** Opening Information supplied block **

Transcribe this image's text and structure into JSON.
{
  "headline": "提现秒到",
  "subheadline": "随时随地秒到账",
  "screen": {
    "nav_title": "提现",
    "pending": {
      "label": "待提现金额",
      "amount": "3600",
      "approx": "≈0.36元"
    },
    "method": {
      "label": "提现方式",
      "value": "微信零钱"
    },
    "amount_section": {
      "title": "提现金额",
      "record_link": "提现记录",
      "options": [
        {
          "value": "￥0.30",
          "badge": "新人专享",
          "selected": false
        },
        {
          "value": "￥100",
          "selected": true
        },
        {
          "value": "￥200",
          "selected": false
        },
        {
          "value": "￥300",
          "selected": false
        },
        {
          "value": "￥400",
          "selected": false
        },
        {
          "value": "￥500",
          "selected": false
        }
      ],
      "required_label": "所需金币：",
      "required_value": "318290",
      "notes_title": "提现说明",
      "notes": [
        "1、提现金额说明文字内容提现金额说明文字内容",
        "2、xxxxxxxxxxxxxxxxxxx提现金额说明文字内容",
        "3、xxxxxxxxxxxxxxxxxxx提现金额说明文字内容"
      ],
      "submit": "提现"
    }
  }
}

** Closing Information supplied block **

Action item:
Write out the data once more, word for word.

Response box:
Transcribe this image's text and structure into JSON.
{
  "headline": "提现秒到",
  "subheadline": "随时随地秒到账",
  "screen": {
    "nav_title": "提现",
    "pending": {
      "label": "待提现金额",
      "amount": "3600",
      "approx": "≈0.36元"
    },
    "method": {
      "label": "提现方式",
      "value": "微信零钱"
    },
    "amount_section": {
      "title": "提现金额",
      "record_link": "提现记录",
      "options": [
        {
          "value": "￥0.30",
          "badge": "新人专享",
          "selected": false
        },
        {
          "value": "￥100",
          "selected": true
        },
        {
          "value": "￥200",
          "selected": false
        },
        {
          "value": "￥300",
          "selected": false
        },
        {
          "value": "￥400",
          "selected": false
        },
        {
          "value": "￥500",
          "selected": false
        }
      ],
      "required_label": "所需金币：",
      "required_value": "318290",
      "notes_title": "提现说明",
      "notes": [
        "1、提现金额说明文字内容提现金额说明文字内容",
        "2、xxxxxxxxxxxxxxxxxxx提现金额说明文字内容",
        "3、xxxxxxxxxxxxxxxxxxx提现金额说明文字内容"
      ],
      "submit": "提现"
    }
  }
}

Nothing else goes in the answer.